>>>>

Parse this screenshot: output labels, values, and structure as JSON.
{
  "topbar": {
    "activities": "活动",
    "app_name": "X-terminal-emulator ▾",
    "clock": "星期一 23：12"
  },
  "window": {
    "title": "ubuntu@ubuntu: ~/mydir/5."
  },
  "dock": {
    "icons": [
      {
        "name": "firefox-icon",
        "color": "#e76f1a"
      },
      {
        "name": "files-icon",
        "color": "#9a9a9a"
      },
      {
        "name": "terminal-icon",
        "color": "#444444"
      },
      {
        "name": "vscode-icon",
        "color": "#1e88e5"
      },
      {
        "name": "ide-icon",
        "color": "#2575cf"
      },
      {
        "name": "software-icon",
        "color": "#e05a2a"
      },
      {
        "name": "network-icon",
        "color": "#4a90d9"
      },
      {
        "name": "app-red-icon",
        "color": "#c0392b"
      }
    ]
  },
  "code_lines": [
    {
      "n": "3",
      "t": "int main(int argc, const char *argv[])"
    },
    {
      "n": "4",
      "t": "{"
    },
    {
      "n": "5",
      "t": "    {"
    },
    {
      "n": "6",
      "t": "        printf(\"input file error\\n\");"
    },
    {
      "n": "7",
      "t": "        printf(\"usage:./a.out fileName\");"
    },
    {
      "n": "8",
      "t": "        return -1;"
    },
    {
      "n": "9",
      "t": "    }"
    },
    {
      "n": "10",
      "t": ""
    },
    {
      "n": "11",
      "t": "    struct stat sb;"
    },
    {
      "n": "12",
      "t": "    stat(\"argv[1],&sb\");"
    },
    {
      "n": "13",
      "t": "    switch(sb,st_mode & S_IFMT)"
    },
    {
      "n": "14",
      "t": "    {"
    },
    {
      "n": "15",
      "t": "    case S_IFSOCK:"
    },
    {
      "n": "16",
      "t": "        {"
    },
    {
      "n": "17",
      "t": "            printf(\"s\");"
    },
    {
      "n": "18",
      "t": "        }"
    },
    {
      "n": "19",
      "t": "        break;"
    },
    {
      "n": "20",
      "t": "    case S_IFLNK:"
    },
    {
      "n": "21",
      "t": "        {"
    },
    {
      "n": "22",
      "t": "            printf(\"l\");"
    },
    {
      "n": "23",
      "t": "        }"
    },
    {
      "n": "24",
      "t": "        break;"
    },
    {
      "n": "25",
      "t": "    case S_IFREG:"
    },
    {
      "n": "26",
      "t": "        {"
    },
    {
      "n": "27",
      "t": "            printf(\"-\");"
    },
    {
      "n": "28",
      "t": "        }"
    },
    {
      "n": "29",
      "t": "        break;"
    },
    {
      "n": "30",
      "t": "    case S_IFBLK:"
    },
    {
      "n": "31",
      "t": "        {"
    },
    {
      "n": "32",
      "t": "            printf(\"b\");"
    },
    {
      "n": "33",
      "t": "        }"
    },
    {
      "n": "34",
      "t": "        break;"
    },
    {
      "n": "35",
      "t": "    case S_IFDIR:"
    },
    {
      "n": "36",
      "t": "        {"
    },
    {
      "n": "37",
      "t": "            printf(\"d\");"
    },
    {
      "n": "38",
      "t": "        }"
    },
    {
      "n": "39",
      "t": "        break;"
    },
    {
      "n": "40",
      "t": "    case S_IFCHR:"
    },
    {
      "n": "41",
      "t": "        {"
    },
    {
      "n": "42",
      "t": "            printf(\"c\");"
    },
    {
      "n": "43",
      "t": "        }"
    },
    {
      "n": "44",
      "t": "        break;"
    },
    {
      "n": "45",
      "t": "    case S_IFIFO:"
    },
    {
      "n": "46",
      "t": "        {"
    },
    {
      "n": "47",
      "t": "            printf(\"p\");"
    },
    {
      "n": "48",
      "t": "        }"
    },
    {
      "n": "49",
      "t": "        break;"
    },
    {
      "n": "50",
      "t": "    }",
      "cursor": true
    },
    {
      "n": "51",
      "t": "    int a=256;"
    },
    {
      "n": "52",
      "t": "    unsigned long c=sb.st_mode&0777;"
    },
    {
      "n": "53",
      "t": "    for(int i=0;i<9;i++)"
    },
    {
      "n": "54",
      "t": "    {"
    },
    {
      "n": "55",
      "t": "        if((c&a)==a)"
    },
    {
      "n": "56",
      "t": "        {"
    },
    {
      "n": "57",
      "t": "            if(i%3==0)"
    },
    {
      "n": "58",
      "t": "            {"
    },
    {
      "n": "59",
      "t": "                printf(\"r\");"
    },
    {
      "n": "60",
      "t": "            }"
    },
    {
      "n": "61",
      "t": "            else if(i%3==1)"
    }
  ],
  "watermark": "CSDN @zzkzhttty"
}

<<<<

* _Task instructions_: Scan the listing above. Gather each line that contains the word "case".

* _Solution to this task_:
      "t": "    case S_IFSOCK:"
      "t": "    case S_IFLNK:"
      "t": "    case S_IFREG:"
      "t": "    case S_IFBLK:"
      "t": "    case S_IFDIR:"
      "t": "    case S_IFCHR:"
      "t": "    case S_IFIFO:"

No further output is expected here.